On Language.

I’m not easily offended.

Mostly, I choose to ignore things that may be offensive to me, or live my life in such a way that whatever was said couldn’t possibly be true. And usually that works for me. But there are a few things that I cannot ignore.

This weekend, I heard a (fellow) special education teacher use the word “retarded”. Not in describing a diagnosis code. Not in describing the rate of someone’s development.

She said something like, “Well, that’s retarded!” when someone said something she deemed annoying or stupid.

This, I cannot ignore. This is a means of insulting someone by linking them to a group of people with various diagnoses and developmental anomalies.

This, I cannot accept.
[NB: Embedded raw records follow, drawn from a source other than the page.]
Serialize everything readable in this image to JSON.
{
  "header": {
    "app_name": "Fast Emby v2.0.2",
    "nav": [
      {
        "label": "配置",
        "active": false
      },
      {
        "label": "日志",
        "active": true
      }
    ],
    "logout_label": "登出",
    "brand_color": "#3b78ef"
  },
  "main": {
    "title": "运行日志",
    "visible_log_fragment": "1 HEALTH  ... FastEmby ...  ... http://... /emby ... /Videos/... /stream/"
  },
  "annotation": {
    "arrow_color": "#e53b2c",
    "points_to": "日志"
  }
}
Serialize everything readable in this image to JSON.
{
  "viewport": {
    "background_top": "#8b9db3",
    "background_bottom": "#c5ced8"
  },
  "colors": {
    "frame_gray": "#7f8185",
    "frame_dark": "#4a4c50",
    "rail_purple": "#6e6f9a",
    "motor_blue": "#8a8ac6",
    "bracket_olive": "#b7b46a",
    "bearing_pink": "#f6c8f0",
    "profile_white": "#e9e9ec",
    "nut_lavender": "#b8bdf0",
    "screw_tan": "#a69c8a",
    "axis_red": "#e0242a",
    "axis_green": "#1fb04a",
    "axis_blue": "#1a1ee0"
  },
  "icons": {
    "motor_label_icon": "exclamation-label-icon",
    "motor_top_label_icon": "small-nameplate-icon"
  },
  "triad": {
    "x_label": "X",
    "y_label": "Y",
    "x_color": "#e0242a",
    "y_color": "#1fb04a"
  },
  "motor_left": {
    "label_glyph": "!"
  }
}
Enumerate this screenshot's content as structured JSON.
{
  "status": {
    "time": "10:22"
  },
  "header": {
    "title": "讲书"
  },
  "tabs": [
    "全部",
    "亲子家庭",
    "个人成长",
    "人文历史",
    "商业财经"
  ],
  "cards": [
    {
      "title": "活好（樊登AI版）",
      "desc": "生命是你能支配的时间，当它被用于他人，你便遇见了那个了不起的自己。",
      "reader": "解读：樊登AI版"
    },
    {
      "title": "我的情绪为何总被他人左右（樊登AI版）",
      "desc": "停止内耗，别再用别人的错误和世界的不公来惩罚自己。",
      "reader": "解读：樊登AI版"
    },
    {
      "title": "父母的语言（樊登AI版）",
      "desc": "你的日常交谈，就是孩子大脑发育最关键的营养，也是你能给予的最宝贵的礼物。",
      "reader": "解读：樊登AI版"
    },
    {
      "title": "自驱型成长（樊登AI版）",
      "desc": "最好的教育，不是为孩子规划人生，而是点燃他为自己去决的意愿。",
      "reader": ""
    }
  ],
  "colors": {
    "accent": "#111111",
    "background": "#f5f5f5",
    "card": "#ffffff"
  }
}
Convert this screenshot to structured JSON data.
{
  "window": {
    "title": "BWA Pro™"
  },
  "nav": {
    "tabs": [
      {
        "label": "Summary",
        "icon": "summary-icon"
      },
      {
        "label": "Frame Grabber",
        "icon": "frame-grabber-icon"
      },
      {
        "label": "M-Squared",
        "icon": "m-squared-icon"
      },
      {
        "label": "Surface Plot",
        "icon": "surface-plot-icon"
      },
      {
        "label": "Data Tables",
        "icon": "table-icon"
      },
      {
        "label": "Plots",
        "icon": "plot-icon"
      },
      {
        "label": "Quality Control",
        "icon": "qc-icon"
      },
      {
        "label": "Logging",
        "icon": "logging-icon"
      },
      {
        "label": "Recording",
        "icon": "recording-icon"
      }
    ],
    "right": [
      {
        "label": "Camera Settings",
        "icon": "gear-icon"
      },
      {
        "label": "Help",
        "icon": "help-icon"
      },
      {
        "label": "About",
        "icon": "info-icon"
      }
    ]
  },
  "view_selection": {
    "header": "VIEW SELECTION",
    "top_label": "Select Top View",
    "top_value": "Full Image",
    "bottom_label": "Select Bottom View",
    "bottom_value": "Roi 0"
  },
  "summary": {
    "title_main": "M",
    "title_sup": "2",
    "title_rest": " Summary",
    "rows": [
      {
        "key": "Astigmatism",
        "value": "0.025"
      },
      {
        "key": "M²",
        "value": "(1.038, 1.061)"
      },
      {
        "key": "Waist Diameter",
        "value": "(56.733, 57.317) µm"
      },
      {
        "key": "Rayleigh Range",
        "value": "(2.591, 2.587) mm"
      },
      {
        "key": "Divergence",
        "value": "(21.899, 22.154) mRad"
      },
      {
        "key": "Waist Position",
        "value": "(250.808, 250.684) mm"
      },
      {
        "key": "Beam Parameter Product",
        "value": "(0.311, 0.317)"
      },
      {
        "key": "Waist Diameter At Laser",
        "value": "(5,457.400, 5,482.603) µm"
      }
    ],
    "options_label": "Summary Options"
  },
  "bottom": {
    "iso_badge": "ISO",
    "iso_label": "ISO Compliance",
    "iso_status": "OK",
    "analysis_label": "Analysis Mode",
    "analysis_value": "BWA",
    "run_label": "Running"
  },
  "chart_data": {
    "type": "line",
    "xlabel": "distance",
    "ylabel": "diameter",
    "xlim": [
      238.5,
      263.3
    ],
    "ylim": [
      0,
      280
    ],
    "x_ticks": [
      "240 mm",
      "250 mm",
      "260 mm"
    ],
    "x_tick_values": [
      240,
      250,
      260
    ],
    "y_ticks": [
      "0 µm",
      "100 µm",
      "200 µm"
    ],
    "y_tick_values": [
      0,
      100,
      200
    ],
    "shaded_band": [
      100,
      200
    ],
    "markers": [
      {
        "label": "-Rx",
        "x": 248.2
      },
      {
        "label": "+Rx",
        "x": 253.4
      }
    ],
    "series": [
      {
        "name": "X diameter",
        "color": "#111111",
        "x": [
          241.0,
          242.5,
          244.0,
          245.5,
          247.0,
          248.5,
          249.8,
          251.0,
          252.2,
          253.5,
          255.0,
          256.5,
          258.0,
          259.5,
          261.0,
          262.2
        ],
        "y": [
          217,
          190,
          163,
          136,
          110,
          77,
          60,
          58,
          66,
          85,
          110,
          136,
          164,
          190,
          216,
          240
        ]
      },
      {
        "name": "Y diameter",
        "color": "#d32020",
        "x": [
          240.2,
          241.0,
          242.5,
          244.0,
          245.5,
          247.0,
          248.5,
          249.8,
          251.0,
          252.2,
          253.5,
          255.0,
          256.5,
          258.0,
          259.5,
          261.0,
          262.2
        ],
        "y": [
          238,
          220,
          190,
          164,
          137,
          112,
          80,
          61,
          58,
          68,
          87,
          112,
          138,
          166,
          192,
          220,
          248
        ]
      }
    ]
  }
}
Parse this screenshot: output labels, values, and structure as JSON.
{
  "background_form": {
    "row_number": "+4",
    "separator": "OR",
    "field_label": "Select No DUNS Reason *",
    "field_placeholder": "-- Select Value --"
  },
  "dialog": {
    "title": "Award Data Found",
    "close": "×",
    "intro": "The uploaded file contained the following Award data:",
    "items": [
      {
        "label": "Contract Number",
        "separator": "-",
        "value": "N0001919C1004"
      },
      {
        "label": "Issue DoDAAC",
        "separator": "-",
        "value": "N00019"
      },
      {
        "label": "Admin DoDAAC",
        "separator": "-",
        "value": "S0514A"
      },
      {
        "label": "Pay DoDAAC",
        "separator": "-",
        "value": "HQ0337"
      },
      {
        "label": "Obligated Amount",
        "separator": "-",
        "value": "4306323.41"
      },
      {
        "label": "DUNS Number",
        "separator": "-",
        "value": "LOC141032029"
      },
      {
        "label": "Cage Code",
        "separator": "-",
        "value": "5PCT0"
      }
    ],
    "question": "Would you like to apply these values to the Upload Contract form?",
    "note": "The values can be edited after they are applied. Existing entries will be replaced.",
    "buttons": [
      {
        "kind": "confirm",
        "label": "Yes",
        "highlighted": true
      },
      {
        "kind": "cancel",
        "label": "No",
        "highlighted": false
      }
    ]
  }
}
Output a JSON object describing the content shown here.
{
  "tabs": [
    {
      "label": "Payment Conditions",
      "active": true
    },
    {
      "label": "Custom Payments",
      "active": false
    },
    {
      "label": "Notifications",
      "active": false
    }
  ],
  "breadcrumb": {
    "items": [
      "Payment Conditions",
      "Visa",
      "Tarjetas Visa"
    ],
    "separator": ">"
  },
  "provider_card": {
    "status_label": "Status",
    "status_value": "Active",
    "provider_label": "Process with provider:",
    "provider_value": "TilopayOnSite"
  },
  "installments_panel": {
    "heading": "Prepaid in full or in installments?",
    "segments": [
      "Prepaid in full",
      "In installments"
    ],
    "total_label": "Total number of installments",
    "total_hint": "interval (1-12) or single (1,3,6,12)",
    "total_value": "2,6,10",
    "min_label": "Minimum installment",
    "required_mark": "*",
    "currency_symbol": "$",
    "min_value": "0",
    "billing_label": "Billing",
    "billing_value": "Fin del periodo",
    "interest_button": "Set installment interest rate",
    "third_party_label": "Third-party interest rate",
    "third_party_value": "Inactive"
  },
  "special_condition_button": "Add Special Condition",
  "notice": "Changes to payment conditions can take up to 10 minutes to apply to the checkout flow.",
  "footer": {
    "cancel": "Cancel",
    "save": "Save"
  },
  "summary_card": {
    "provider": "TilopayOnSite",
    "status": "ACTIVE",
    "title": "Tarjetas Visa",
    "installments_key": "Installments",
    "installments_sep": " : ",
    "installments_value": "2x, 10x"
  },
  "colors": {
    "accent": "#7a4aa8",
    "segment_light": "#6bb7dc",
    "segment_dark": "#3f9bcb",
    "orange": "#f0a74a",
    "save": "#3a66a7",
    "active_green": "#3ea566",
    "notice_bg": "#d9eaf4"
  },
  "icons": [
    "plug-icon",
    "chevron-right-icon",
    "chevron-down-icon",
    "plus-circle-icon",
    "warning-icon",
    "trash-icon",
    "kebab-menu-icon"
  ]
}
This link implies that the speaker believes that those who have mental retardation are less.

The thing about people with mental retardation is that they are not just a group with various diagnoses and developmental anomalies.

They are people with an extra chromosome.

They are people who lacked oxygen at birth.

They are babies who were shaken.

They are the 1 in 88 children (1 in 54 boys) that are diagnosed with autism spectrum disorders (although many have IQs not in the range of “mental retardation”, all do not develop social skills normally).

They are the children who were not read to when they were small.

They are children who did not get proper nutrition.

They are the adults who cannot speak.

They are our neighbors.

They are my students.

They are my friends.

And many of them cannot defend themselves.

So, I cannot accept it when someone uses the word “retarded”. You cannot marginalize the most loving, beautiful, best people I have ever had the privilege to know and expect me to let it go—and you shouldn’t let it go, either.

Next time you want to call someone (or something) “retarded”, please remember that you are comparing them to this beautiful, insightful, joyful boy:

Do they really deserve to be in his company?